Segment Open
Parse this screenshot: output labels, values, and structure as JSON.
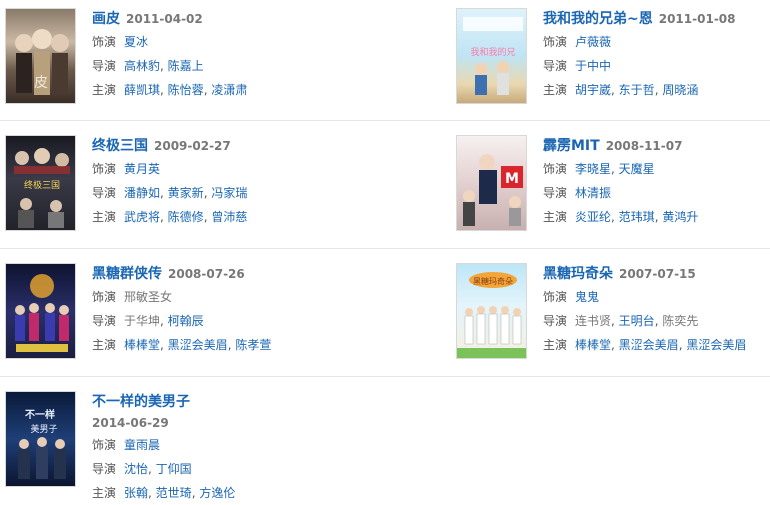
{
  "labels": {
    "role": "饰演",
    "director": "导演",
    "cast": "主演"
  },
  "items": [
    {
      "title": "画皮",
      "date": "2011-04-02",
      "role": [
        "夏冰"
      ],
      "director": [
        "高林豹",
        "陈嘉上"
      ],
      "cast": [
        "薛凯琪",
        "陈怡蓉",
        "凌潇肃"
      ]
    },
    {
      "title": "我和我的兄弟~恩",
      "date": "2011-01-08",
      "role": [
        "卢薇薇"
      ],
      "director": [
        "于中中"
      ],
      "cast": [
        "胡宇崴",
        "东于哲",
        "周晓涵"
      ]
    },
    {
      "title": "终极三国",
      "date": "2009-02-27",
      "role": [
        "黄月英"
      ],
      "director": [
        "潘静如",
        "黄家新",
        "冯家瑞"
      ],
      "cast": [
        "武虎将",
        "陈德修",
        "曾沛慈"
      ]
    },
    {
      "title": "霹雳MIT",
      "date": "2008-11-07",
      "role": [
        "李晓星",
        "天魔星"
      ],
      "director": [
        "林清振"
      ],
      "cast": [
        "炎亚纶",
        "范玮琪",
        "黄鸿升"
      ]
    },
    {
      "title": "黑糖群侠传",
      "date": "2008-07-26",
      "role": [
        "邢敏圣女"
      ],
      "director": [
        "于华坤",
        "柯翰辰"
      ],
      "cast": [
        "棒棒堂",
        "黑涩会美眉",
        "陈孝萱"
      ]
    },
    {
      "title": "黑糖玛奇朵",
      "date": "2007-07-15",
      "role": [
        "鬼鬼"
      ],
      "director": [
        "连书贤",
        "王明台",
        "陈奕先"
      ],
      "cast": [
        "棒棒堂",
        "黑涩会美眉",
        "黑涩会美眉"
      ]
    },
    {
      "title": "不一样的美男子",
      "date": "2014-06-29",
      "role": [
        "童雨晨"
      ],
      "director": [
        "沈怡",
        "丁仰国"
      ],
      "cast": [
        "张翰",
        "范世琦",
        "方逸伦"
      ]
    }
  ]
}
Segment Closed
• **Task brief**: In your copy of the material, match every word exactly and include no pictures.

• **Expected output**:
Parse this screenshot: output labels, values, and structure as JSON.
{
  "labels": {
    "role": "饰演",
    "director": "导演",
    "cast": "主演"
  },
  "items": [
    {
      "title": "画皮",
      "date": "2011-04-02",
      "role": [
        "夏冰"
      ],
      "director": [
        "高林豹",
        "陈嘉上"
      ],
      "cast": [
        "薛凯琪",
        "陈怡蓉",
        "凌潇肃"
      ]
    },
    {
      "title": "我和我的兄弟~恩",
      "date": "2011-01-08",
      "role": [
        "卢薇薇"
      ],
      "director": [
        "于中中"
      ],
      "cast": [
        "胡宇崴",
        "东于哲",
        "周晓涵"
      ]
    },
    {
      "title": "终极三国",
      "date": "2009-02-27",
      "role": [
        "黄月英"
      ],
      "director": [
        "潘静如",
        "黄家新",
        "冯家瑞"
      ],
      "cast": [
        "武虎将",
        "陈德修",
        "曾沛慈"
      ]
    },
    {
      "title": "霹雳MIT",
      "date": "2008-11-07",
      "role": [
        "李晓星",
        "天魔星"
      ],
      "director": [
        "林清振"
      ],
      "cast": [
        "炎亚纶",
        "范玮琪",
        "黄鸿升"
      ]
    },
    {
      "title": "黑糖群侠传",
      "date": "2008-07-26",
      "role": [
        "邢敏圣女"
      ],
      "director": [
        "于华坤",
        "柯翰辰"
      ],
      "cast": [
        "棒棒堂",
        "黑涩会美眉",
        "陈孝萱"
      ]
    },
    {
      "title": "黑糖玛奇朵",
      "date": "2007-07-15",
      "role": [
        "鬼鬼"
      ],
      "director": [
        "连书贤",
        "王明台",
        "陈奕先"
      ],
      "cast": [
        "棒棒堂",
        "黑涩会美眉",
        "黑涩会美眉"
      ]
    },
    {
      "title": "不一样的美男子",
      "date": "2014-06-29",
      "role": [
        "童雨晨"
      ],
      "director": [
        "沈怡",
        "丁仰国"
      ],
      "cast": [
        "张翰",
        "范世琦",
        "方逸伦"
      ]
    }
  ]
}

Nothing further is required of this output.